Wendy Lim said...

Hi HHB, I did not have any fruit jam at hand, can i just puree the mango (3 tbsp)?? will it work as well?

Happy Homebaker said...

It won't work well as the puree will have too much liquid.

Wendy Lim said...

Ok. thanks HHB!

Wendy said...

Hi HHB, Thanks for your reply. I will omit the mango and do passionfruit only. I need to ask a "stupid" question - pls
bear with me :p How do you use an oven thermometer pls?? I preheated
the oven at 160 deg as required by recipe but thermometer read 120 deg.
So do i have to adjust the outside dial so that the oven thermometer
reads 160 deg?? My cake is not completely ruined - just shrunk some
but still managed to cook in the end just longer than usual. Hopefully
inside is properly cooked. I'm totally baffled by this - please help me out. TIA

Happy Homebaker said...

Hi Wendy, you need to preheat your oven so that it reaches the temp you have set. Turn on the oven and leave it to preheat while you prepare the cake. It usually takes about 15mins to preheat the oven
If your oven thermometer still shows temp much lower than what you have set, then turn up the outside dial to a higher temperature. It looks like your oven was not preheated to the right temperature before you put in the cake. The cake will not rise well and will be under baked.

Happy Homebaker said...

After you have turn up the temp on the outside dial, you will still need to wait for the oven to heat up to the desired temp before you put in the cake.

wendy said...

Hi HHB, so you mean use the oven thermometer as the indicator temperature and forget the set dial control? And when i opened the oven to put in the cake, the temp dropped drastically so do i hv to adjust the outside dial to help it get back to the set temperature or let it get back to its heat or preset it higher?? So that means i hv a "cold" oven - im hvg lots of confusion since i use the oven thermometer maybe i shld just ditch it coz before that i used to reduce 10 deg of given temperature and it works well.

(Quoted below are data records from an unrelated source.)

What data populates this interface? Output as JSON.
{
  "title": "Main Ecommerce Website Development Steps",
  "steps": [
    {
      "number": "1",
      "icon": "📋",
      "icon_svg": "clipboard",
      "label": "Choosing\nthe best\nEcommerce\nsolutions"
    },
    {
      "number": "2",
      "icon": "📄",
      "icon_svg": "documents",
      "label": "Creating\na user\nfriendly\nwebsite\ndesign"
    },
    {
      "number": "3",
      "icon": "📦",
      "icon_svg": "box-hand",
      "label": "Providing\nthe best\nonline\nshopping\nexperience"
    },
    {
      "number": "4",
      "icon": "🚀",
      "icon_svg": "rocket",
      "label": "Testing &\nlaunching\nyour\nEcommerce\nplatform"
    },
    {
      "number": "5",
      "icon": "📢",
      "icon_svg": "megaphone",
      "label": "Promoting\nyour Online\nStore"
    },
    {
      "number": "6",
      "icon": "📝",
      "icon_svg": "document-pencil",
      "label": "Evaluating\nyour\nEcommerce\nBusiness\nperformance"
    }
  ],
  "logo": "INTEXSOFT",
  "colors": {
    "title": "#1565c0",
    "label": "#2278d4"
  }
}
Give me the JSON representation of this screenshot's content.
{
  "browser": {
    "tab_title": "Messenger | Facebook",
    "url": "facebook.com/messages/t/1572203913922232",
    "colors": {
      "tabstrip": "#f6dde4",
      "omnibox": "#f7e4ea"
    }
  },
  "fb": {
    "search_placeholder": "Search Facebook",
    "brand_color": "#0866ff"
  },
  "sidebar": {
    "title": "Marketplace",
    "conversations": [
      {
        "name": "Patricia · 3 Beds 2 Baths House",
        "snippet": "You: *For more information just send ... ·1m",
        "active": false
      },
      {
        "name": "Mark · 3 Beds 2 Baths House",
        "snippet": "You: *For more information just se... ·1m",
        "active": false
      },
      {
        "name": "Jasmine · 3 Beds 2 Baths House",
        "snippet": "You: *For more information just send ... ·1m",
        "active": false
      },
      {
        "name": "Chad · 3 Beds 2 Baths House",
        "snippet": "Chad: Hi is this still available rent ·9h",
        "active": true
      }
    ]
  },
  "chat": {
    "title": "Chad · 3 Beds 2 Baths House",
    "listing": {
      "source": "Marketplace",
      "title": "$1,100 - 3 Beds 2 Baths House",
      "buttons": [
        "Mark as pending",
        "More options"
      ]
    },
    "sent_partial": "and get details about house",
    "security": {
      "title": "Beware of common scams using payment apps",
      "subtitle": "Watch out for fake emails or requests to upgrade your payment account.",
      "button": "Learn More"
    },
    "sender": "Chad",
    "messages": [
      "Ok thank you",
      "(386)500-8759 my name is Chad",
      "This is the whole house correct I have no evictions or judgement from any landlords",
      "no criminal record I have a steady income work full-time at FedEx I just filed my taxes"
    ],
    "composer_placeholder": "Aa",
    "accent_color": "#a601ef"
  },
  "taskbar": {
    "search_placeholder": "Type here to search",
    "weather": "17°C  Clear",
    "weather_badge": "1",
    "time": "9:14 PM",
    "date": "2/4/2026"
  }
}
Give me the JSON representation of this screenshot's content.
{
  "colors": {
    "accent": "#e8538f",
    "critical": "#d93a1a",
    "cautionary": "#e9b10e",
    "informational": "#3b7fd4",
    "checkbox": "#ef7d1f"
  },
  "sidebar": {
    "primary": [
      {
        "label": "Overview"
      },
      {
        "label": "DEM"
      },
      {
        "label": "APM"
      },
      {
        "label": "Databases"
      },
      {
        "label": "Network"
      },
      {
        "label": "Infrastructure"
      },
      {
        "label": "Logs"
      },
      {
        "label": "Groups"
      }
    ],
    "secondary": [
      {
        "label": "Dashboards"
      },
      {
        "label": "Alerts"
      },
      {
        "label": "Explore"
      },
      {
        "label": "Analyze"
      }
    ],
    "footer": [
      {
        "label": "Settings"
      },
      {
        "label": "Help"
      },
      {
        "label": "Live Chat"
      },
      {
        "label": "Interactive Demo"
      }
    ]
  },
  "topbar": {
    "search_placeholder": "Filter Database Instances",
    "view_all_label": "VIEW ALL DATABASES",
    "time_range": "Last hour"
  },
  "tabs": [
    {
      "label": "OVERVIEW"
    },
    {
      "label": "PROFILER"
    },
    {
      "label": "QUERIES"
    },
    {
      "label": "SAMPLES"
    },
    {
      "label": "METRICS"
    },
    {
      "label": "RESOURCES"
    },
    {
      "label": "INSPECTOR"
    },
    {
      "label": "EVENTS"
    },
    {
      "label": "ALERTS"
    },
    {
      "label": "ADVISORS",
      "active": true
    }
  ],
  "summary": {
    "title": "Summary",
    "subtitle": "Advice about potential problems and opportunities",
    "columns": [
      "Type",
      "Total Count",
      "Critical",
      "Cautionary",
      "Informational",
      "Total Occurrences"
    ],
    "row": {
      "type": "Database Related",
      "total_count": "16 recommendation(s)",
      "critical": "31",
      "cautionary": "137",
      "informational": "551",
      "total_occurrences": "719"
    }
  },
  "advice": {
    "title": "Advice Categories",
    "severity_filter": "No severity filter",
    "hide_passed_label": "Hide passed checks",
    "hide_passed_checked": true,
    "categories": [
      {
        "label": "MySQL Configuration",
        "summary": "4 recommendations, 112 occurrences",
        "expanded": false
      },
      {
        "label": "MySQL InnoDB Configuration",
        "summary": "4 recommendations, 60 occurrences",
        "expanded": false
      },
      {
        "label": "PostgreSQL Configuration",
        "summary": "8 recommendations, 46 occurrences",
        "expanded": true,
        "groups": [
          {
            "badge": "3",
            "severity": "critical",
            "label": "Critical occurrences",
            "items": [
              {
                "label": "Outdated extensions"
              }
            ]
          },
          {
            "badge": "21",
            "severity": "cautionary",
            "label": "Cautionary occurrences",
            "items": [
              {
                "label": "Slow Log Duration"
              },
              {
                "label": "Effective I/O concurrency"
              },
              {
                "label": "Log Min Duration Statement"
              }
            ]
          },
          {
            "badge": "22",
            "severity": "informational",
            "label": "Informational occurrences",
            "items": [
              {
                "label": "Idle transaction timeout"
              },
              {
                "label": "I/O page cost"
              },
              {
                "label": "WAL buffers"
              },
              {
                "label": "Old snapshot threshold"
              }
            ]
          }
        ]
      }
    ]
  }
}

Haizzz

Happy Homebaker said...

You can set your oven temp to a higher temp to preheat it to compensate for the drop in temp after you have put in the cake. if you find it confusing, you can stop using the oven thermometer. An oven thermometer is meant to indicate the temp in the oven, this helps ensure you are baking the cake at the right temp especially for delicate bakes. My apologies for recommending the use of a thermometer and for causing all the confusion.

Wendy Lim said...

Pls do not apologise coz it's not your fault. It's me - do not know how to use the oven thermometer :p I will try it again without any baking - to figure out how to use it. Meanwhile, thank you so so much for always responding to me and being very patient about it too. You are a gem of a person!